Out of the data below, copy every line with the string "JSON".
================
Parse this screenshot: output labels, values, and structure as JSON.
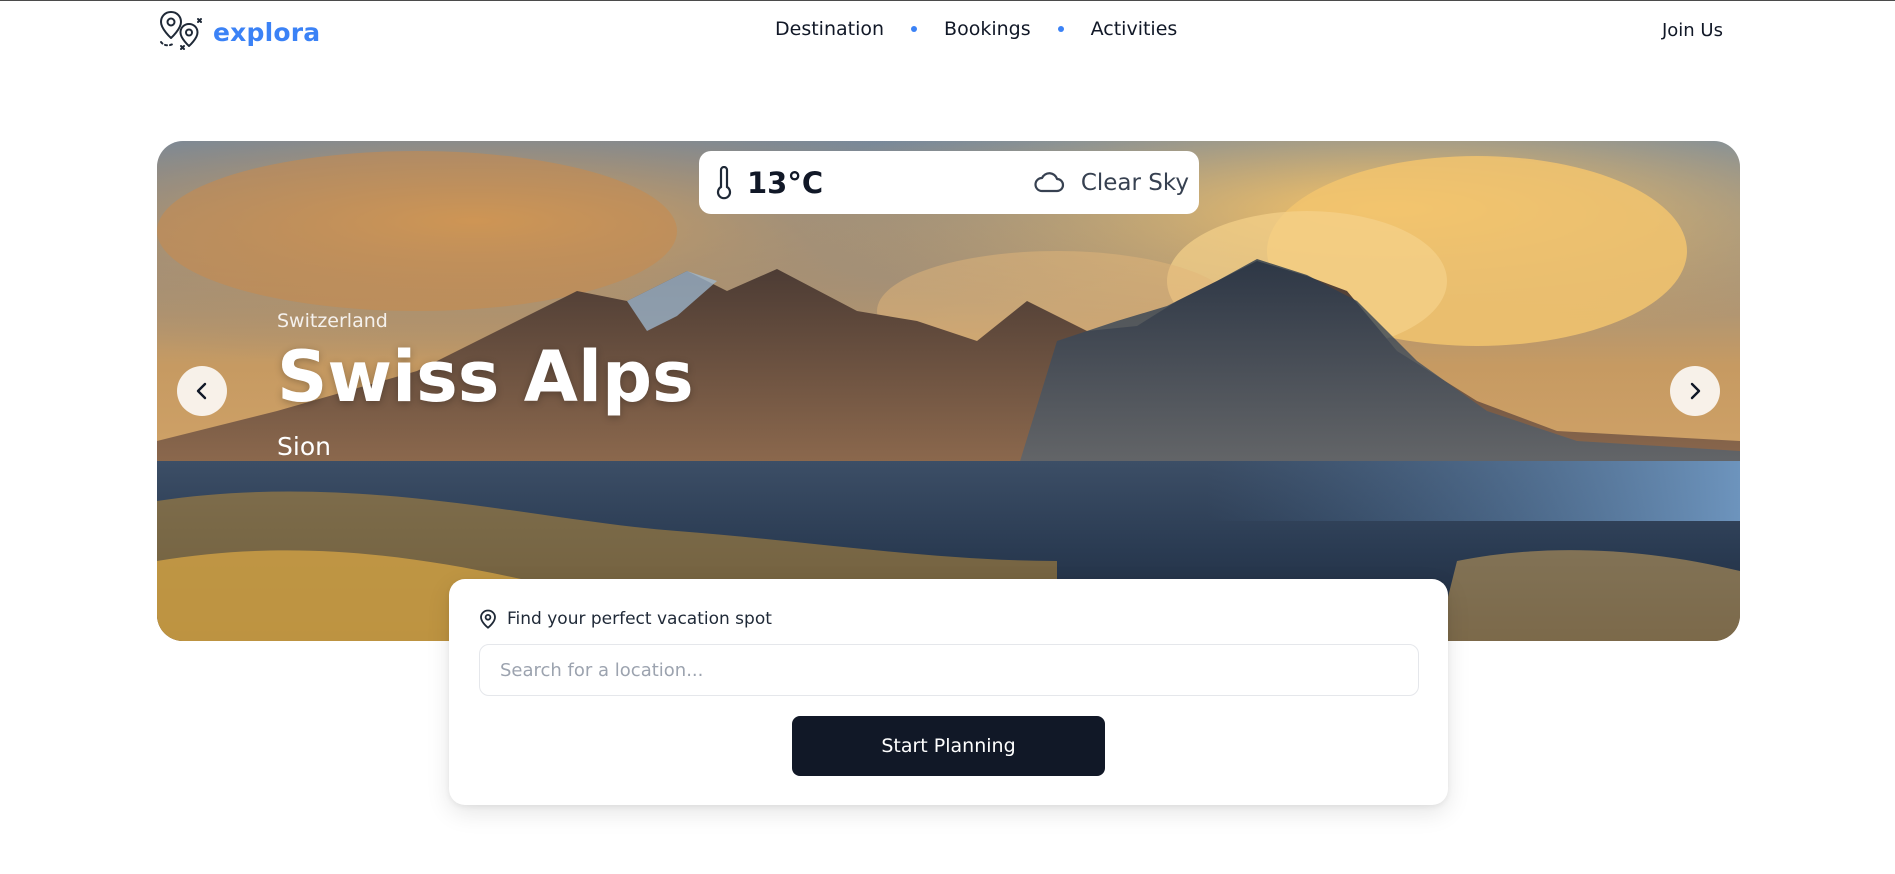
{
  "brand": {
    "name": "explora",
    "accent_color": "#3b82f6",
    "logo_icon": "map-pin-route-icon"
  },
  "nav": {
    "items": [
      {
        "label": "Destination"
      },
      {
        "label": "Bookings"
      },
      {
        "label": "Activities"
      }
    ],
    "join_label": "Join Us"
  },
  "hero": {
    "weather": {
      "temperature": "13°C",
      "temp_icon": "thermometer-icon",
      "condition": "Clear Sky",
      "condition_icon": "cloud-icon"
    },
    "country": "Switzerland",
    "title": "Swiss Alps",
    "city": "Sion",
    "prev_icon": "chevron-left-icon",
    "next_icon": "chevron-right-icon"
  },
  "search": {
    "label": "Find your perfect vacation spot",
    "label_icon": "map-pin-icon",
    "placeholder": "Search for a location...",
    "value": "",
    "button_label": "Start Planning",
    "button_color": "#111827"
  }
}
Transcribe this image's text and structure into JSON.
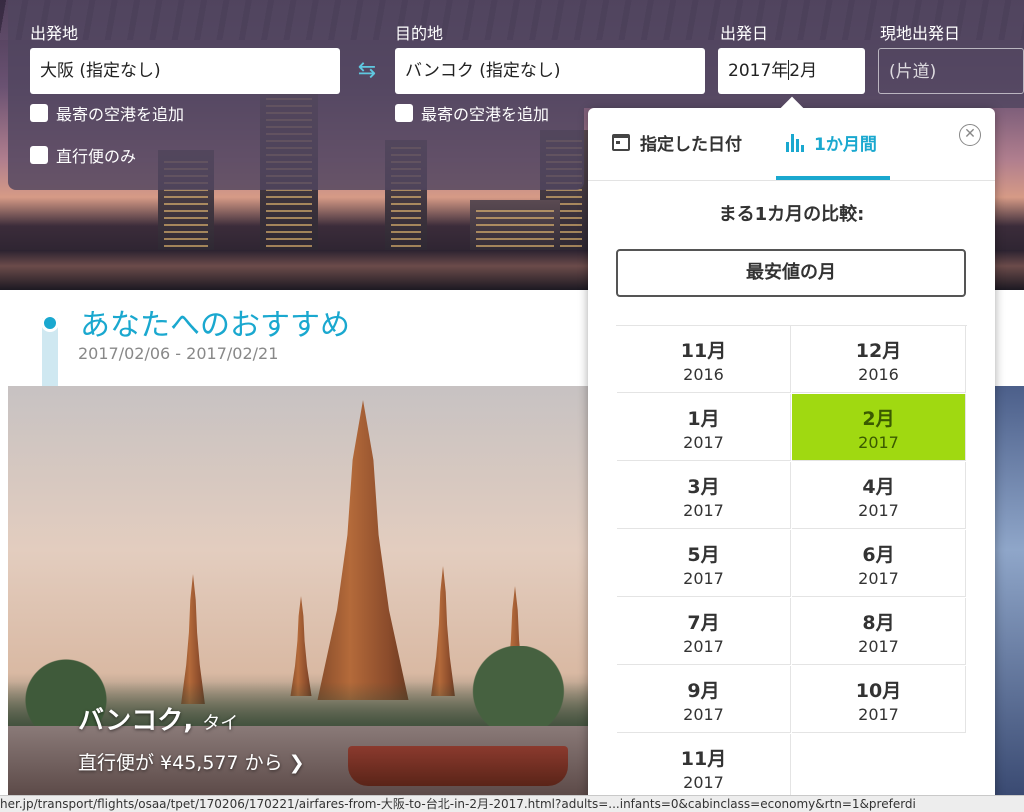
{
  "search": {
    "origin_label": "出発地",
    "origin_value": "大阪 (指定なし)",
    "destination_label": "目的地",
    "destination_value": "バンコク (指定なし)",
    "depart_label": "出発日",
    "depart_value_before_caret": "2017年",
    "depart_value_after_caret": "2月",
    "return_label": "現地出発日",
    "return_value": "(片道)",
    "nearby_origin": "最寄の空港を追加",
    "nearby_destination": "最寄の空港を追加",
    "direct_only": "直行便のみ"
  },
  "recommendations": {
    "title": "あなたへのおすすめ",
    "dates": "2017/02/06 - 2017/02/21",
    "card": {
      "city": "バンコク",
      "country": "タイ",
      "price_text": "直行便が ¥45,577 から",
      "arrow": "❯"
    }
  },
  "date_popup": {
    "tab_specific": "指定した日付",
    "tab_month": "1か月間",
    "close_glyph": "✕",
    "compare_title": "まる1カ月の比較:",
    "cheapest_month": "最安値の月",
    "months": [
      {
        "month": "11月",
        "year": "2016"
      },
      {
        "month": "12月",
        "year": "2016"
      },
      {
        "month": "1月",
        "year": "2017"
      },
      {
        "month": "2月",
        "year": "2017",
        "selected": true
      },
      {
        "month": "3月",
        "year": "2017"
      },
      {
        "month": "4月",
        "year": "2017"
      },
      {
        "month": "5月",
        "year": "2017"
      },
      {
        "month": "6月",
        "year": "2017"
      },
      {
        "month": "7月",
        "year": "2017"
      },
      {
        "month": "8月",
        "year": "2017"
      },
      {
        "month": "9月",
        "year": "2017"
      },
      {
        "month": "10月",
        "year": "2017"
      },
      {
        "month": "11月",
        "year": "2017"
      }
    ]
  },
  "status_bar": {
    "url": "her.jp/transport/flights/osaa/tpet/170206/170221/airfares-from-大阪-to-台北-in-2月-2017.html?adults=...infants=0&cabinclass=economy&rtn=1&preferdi"
  },
  "colors": {
    "accent": "#1aa8cf",
    "selected_month": "#a0d911"
  },
  "icons": [
    "swap-arrows-icon",
    "calendar-icon",
    "bar-chart-icon",
    "close-icon",
    "chevron-right-icon"
  ]
}
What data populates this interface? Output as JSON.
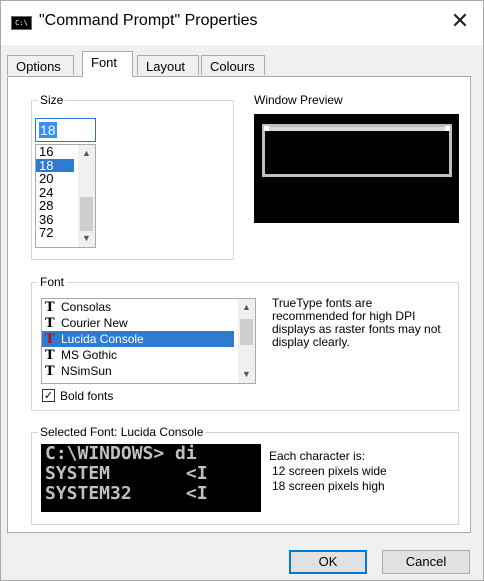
{
  "window": {
    "icon_text": "C:\\",
    "title": "\"Command Prompt\" Properties",
    "close_glyph": "✕"
  },
  "tabs": [
    {
      "label": "Options",
      "active": false
    },
    {
      "label": "Font",
      "active": true
    },
    {
      "label": "Layout",
      "active": false
    },
    {
      "label": "Colours",
      "active": false
    }
  ],
  "size": {
    "group_label": "Size",
    "current_value": "18",
    "options": [
      "16",
      "18",
      "20",
      "24",
      "28",
      "36",
      "72"
    ],
    "selected": "18"
  },
  "preview": {
    "label": "Window Preview"
  },
  "font": {
    "group_label": "Font",
    "options": [
      "Consolas",
      "Courier New",
      "Lucida Console",
      "MS Gothic",
      "NSimSun"
    ],
    "selected": "Lucida Console",
    "truetype_icon": "truetype-icon",
    "note": "TrueType fonts are recommended for high DPI displays as raster fonts may not display clearly.",
    "bold_label": "Bold fonts",
    "bold_checked": true,
    "check_glyph": "✓"
  },
  "selected_font": {
    "group_label": "Selected Font: Lucida Console",
    "sample_lines": [
      "C:\\WINDOWS> di",
      "SYSTEM       <I",
      "SYSTEM32     <I"
    ],
    "info_heading": "Each character is:",
    "info_width": "12 screen pixels wide",
    "info_height": "18 screen pixels high"
  },
  "buttons": {
    "ok": "OK",
    "cancel": "Cancel"
  },
  "colors": {
    "selection": "#2f7bd2",
    "focus_border": "#2e73c9",
    "console_bg": "#000000",
    "console_text": "#c0c0c0"
  }
}
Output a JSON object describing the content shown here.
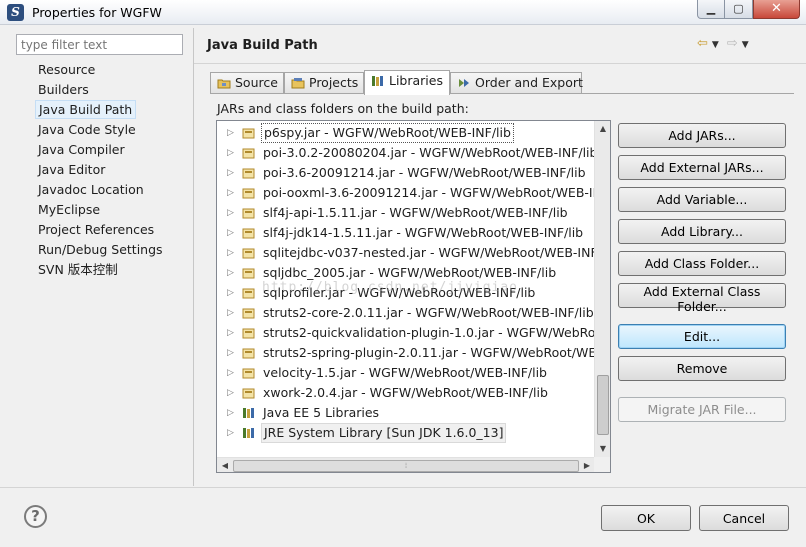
{
  "window": {
    "title": "Properties for WGFW",
    "controls": {
      "minimize": "▁",
      "maximize": "▢",
      "close": "✕"
    }
  },
  "sidebar": {
    "filter_placeholder": "type filter text",
    "items": [
      {
        "label": "Resource",
        "selected": false
      },
      {
        "label": "Builders",
        "selected": false
      },
      {
        "label": "Java Build Path",
        "selected": true
      },
      {
        "label": "Java Code Style",
        "selected": false
      },
      {
        "label": "Java Compiler",
        "selected": false
      },
      {
        "label": "Java Editor",
        "selected": false
      },
      {
        "label": "Javadoc Location",
        "selected": false
      },
      {
        "label": "MyEclipse",
        "selected": false
      },
      {
        "label": "Project References",
        "selected": false
      },
      {
        "label": "Run/Debug Settings",
        "selected": false
      },
      {
        "label": "SVN 版本控制",
        "selected": false
      }
    ]
  },
  "header": {
    "title": "Java Build Path",
    "back_icon": "⇦",
    "forward_icon": "⇨",
    "dropdown_icon": "▼",
    "menu_icon": "▼"
  },
  "tabs": [
    {
      "label": "Source",
      "active": false
    },
    {
      "label": "Projects",
      "active": false
    },
    {
      "label": "Libraries",
      "active": true
    },
    {
      "label": "Order and Export",
      "active": false
    }
  ],
  "libraries": {
    "label": "JARs and class folders on the build path:",
    "entries": [
      {
        "label": "p6spy.jar - WGFW/WebRoot/WEB-INF/lib",
        "kind": "jar"
      },
      {
        "label": "poi-3.0.2-20080204.jar - WGFW/WebRoot/WEB-INF/lib",
        "kind": "jar"
      },
      {
        "label": "poi-3.6-20091214.jar - WGFW/WebRoot/WEB-INF/lib",
        "kind": "jar"
      },
      {
        "label": "poi-ooxml-3.6-20091214.jar - WGFW/WebRoot/WEB-INF/",
        "kind": "jar"
      },
      {
        "label": "slf4j-api-1.5.11.jar - WGFW/WebRoot/WEB-INF/lib",
        "kind": "jar"
      },
      {
        "label": "slf4j-jdk14-1.5.11.jar - WGFW/WebRoot/WEB-INF/lib",
        "kind": "jar"
      },
      {
        "label": "sqlitejdbc-v037-nested.jar - WGFW/WebRoot/WEB-INF/lil",
        "kind": "jar"
      },
      {
        "label": "sqljdbc_2005.jar - WGFW/WebRoot/WEB-INF/lib",
        "kind": "jar"
      },
      {
        "label": "sqlprofiler.jar - WGFW/WebRoot/WEB-INF/lib",
        "kind": "jar"
      },
      {
        "label": "struts2-core-2.0.11.jar - WGFW/WebRoot/WEB-INF/lib",
        "kind": "jar"
      },
      {
        "label": "struts2-quickvalidation-plugin-1.0.jar - WGFW/WebRoot/V",
        "kind": "jar"
      },
      {
        "label": "struts2-spring-plugin-2.0.11.jar - WGFW/WebRoot/WEB-I",
        "kind": "jar"
      },
      {
        "label": "velocity-1.5.jar - WGFW/WebRoot/WEB-INF/lib",
        "kind": "jar"
      },
      {
        "label": "xwork-2.0.4.jar - WGFW/WebRoot/WEB-INF/lib",
        "kind": "jar"
      },
      {
        "label": "Java EE 5 Libraries",
        "kind": "library"
      },
      {
        "label": "JRE System Library [Sun JDK 1.6.0_13]",
        "kind": "library"
      }
    ],
    "watermark": "http://blog.csdn.net/jiyiqiao"
  },
  "buttons": {
    "add_jars": "Add JARs...",
    "add_external_jars": "Add External JARs...",
    "add_variable": "Add Variable...",
    "add_library": "Add Library...",
    "add_class_folder": "Add Class Folder...",
    "add_external_class_folder": "Add External Class Folder...",
    "edit": "Edit...",
    "remove": "Remove",
    "migrate_jar": "Migrate JAR File..."
  },
  "footer": {
    "help_icon": "?",
    "ok": "OK",
    "cancel": "Cancel"
  },
  "colors": {
    "jar_icon": "#d9b24a",
    "library_icon": "#4a7a2c",
    "selection": "#e5f1fb",
    "default_button": "#bee6fd"
  }
}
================
WRITTEN ANSWER
Parse this screenshot: output labels, values, and structure as JSON.
Transcribe this image's text and structure into JSON.
What data populates this interface? Output as JSON.
Output a JSON object describing the content shown here.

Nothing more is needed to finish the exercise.